Don’t Legislate Away Biopharmaceutical Innovation
The U.S. economy thrives on innovation. According to the U.S. Patent and Trademark Office, industries that intensively rely on intellectual property (IP) protections, which includes the biopharmaceutical industry, account for nearly 40 percent of the U.S. economy and are responsible for an outsized share of our overall economic growth.
Beyond the growth benefits, innovations improve our lives in countless ways. From mobile technologies inaptly called “mobile phones” to cutting-edge medicines that treat formerly incurable diseases, innovation helps us live better lives.
Within this context, it is unfortunate that, while not the intention, a bill proposed by Senator John Cornyn (R-TX) and Senator Richard Blumenthal (D-CT) would risk future innovation.
The bill (the Affordable Prescriptions for Patients Act of 2019) is supposed to address abuse of the patent system by the biopharmaceutical industry. According to Senators Cornyn and Blumenthal, rampant abuses of the patent system are fostering an anti-competitive environment.
Such an assessment misdiagnoses the problem. In 2017, 90% of all prescriptionsdispensed were for generic drugs, generating over $265 billion in savings for the U.S. health care system. These are the medicines that are typically dispensed from a pharmacy, and clearly, these patented medicines face robust competition.
Compared to this well-developed competitive landscape, competition for biologic medicines is lacking – biologic medicines, or biologics, are expensive “large molecule” drugs that are typically administered in a clinical setting. It is in response to this less robust competitive space that the Act has been proposed.
The proposed reforms would empower the Federal Trade Commission (FTC) to determine if a company had “anticompetitive intent” when it filed for additional patents on an approved therapy. If the FTC determines that a company had anticompetitive intent, then the agency would have the power to impose steep penalties on that company. And, this is the crux of the Act’s misdiagnosis of the problem.

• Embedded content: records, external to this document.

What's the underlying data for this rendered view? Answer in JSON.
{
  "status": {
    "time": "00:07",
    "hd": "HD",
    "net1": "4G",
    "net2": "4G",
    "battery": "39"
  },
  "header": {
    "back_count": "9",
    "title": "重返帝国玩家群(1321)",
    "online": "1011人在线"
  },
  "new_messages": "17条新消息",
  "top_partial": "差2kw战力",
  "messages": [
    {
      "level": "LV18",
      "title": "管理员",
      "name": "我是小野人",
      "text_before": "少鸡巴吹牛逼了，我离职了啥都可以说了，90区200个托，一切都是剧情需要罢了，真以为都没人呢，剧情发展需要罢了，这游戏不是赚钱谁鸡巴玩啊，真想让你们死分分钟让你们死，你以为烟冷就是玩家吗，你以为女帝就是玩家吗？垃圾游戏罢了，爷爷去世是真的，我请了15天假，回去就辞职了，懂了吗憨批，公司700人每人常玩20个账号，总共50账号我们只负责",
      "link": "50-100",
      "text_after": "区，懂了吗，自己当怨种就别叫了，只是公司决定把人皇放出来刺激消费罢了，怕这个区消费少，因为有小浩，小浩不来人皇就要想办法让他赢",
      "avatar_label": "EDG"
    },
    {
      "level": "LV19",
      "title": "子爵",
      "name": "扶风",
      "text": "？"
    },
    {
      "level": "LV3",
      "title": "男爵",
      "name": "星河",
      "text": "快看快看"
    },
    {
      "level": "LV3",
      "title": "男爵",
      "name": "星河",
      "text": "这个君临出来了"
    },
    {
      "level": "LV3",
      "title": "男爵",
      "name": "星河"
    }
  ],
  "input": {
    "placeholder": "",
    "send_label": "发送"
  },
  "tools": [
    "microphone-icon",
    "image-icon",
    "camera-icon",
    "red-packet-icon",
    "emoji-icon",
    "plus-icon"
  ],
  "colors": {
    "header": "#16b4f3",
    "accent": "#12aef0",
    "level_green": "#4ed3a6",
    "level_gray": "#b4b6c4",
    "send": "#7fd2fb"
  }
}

Developing therapies is a long and arduous process that is full of failure. On average, it costs around $2.6 billion and 10 to 15 years to develop one new medicine. While not all drugs make it to the clinical trial stage, of those that do, only 12 percent will be approved for marketing.
This expensive research and development process does not stop simply because the medicine has been approved for marketing. Just like most other industries, whether it is the iPhone or a Ford F-Series truck, the developers of a new biologic medicine do not stop investing in their products simply because the medicine has been approved and is being sold on the market.
In the case of new biologic medicines, these new investments are dedicated toward improving the efficacy or diminishing the adverse side effects of the medicines. These improvements sometimes lead to the creation of extended release formulations of the drugs, or it could lead to the creation of combination products that increase the drugs’ efficacy or convenience for patients. These additional investments could also help researchers demonstrate the medicines’ efficacy to treat other diseases, thereby extending the drugs’ benefits to even more patients. Just as important, the new research will also improve our understanding of the medicines’ impact on their original indications.
Often, these investments result in new intellectual property that, in order to allow the investing companies an opportunity to recoup their costs, should be patented. The justification for these additional patents is no different than the justification for the original patent.
The Affordable Prescriptions for Patients Act of 2019, if implemented, would make the patents on these research efforts less secure. Without secure patent rights, the incentive to risk the large sums of money companies spend to improve their medicines is severely diminished.
With fewer incentives, there will be less investment. And, not just less incentive to improve the medicines that have already been developed. The incentive to develop new medicines will also be lessened to the detriment of patients and economic growth.
Despite the diminished incentives to innovate, the Act will not effectively increase competition for biologics, either.
Instead of empowering government agencies to create market competition, a better strategy for creating competition is to empower market competitors; in this case, remove the barriers thwarting the development of a robust biosimilar market in the U.S.
Unlike in Europe where biosimilars have reached $2 billion in annual sales and price discounts are expected to reach between 25% and 70% below the originator biologic, barriers in the U.S. are inhibiting the development of a robust biosimilars market.
Reforms that eliminate these barriers will enable a stronger biosimilar market that would drive drug prices down through competition, not by empowering more government agencies. These reforms including increasing provider education about biosimilars, eliminating the contracting biases against biosimilars, and removing market disincentives that discourage the use of biosimilars instead of the more expensive originator biologic.
Instead of trying to strengthen the biosimilar market to improve competition, the Affordable Prescriptions for Patients Act of 2019 weakens the incentives to develop the original medicine. This approach will harm patients as fewer medicines and potential cures are developed in the future. However, because the U.S. economy thrives on innovation, the adverse consequences will likely extend beyond the health care sector. This Act sets an anti-growth precedent that is disconcerting for the IP driven U.S. economy.